But nowadays "compiled vs. interpreted" is not a black-or-white issue, there are shades in between. Naive, simple interpreters are pretty much extinct. Many languages use a two-step process where the high-level code is translated to a platform-independant bytecode (which is much faster to interpret). Then you have "just in time compilers" which compile code at most once per program run, sometimes cache results, and even intelligently decide to interpret code that's run rarely, and do powerful optimizations for code that runs a lot. During development, debuggers are capable of switching code inside a running program even for traditionally compiled languages.

Start thinking in terms of a: blast from the past

Once upon a time, long long ago, there lived in the land of computing interpreters and compilers. All kinds of fuss ensued over the merits of one over the other. The general opinion at that time was something along the lines of:
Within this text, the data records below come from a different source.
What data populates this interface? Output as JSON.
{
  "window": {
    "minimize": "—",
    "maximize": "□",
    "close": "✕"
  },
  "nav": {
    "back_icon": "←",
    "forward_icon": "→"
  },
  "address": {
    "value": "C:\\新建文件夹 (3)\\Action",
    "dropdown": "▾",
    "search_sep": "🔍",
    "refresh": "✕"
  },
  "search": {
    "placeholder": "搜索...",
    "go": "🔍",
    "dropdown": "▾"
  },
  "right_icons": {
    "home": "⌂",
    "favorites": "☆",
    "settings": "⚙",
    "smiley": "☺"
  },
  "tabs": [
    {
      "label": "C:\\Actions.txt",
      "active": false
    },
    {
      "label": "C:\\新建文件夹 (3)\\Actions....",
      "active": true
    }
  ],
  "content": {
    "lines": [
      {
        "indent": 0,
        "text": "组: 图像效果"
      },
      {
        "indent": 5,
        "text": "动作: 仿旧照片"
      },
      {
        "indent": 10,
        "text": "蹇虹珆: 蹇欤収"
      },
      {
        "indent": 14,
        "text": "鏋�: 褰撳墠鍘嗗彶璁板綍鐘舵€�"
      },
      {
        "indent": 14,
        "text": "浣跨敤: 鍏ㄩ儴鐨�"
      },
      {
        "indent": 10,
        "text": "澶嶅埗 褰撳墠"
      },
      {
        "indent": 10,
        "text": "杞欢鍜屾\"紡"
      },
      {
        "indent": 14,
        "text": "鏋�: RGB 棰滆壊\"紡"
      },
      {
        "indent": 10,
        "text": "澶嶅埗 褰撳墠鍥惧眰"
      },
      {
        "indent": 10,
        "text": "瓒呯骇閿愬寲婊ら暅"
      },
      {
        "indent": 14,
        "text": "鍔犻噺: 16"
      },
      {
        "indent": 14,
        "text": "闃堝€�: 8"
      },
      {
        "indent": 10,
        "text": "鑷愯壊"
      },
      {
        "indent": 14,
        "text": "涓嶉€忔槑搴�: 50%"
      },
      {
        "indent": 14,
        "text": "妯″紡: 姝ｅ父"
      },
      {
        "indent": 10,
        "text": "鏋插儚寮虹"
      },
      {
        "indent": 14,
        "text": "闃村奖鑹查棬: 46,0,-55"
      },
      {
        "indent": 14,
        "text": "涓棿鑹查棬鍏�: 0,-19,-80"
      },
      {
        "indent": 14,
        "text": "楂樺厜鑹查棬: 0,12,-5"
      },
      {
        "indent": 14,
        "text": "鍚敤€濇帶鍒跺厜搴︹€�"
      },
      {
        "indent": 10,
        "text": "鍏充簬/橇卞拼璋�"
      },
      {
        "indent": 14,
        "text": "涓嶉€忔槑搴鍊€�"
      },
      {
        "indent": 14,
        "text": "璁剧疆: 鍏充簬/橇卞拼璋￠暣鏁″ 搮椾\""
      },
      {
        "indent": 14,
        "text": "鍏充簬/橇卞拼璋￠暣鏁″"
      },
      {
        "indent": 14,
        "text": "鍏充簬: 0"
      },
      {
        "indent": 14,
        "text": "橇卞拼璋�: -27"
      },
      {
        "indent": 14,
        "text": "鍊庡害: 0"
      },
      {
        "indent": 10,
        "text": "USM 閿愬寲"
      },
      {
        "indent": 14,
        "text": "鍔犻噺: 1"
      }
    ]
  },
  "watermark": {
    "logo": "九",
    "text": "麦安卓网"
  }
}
  • Interpreter: Fast to develop (edit and run). Slow to execute because each statement had to be interpreted into machine code every time it was executed (think of what this meant for a loop executed thousands of times).
  • Compiler: Slow to develop (edit, compile, link and run. The compile/link steps could take serious time). Fast to execute. The whole program was already in native machine code.

A one or two order of magnitude difference in the runtime performance existed between an interpreted program and a compiled program. Other distinguishing points, run-time mutability of the code for example, were also of some interest but the major distinction revolved around the run-time performance issues.

Today the landscape has evolved to such an extent that the compiled/interpreted distinction is pretty much irrelevant. Many compiled languages call upon run-time services that are not completely machine code based. Also, most interpreted languages are "compiled" into byte-code before execution. Byte-code interpreters can be very efficient and rival some compiler generated code from an execution speed point of view.

The classic difference is that compilers generated native machine code, interpreters read source code and generated machine code on the fly using some sort of run-time system. Today there are very few classic interpreters left - almost all of them compile into byte-code (or some other semi-compiled state) which then runs on a virtual "machine".

I am looking into the same concept, and found this promising article by Joel Pobar,

Create a Language Compiler for the .NET Framework

he discusses a high level concept of a compiler and proceeds to invent his own langauge for the .Net framework. Although its aimed at the .Net Framework, many of the concepts should be able to be reproduced. The Article covers:

  1. Langauge definition
  2. Scanner
  3. Parser (the bit im mainly interested in)
  4. Targeting the .Net Framework The
  5. Code Generator

there are other topics, but you get the just.

Its aimed to people starting out, written in C# (not quite Java)



java python compiler-construction programming-languages interpreter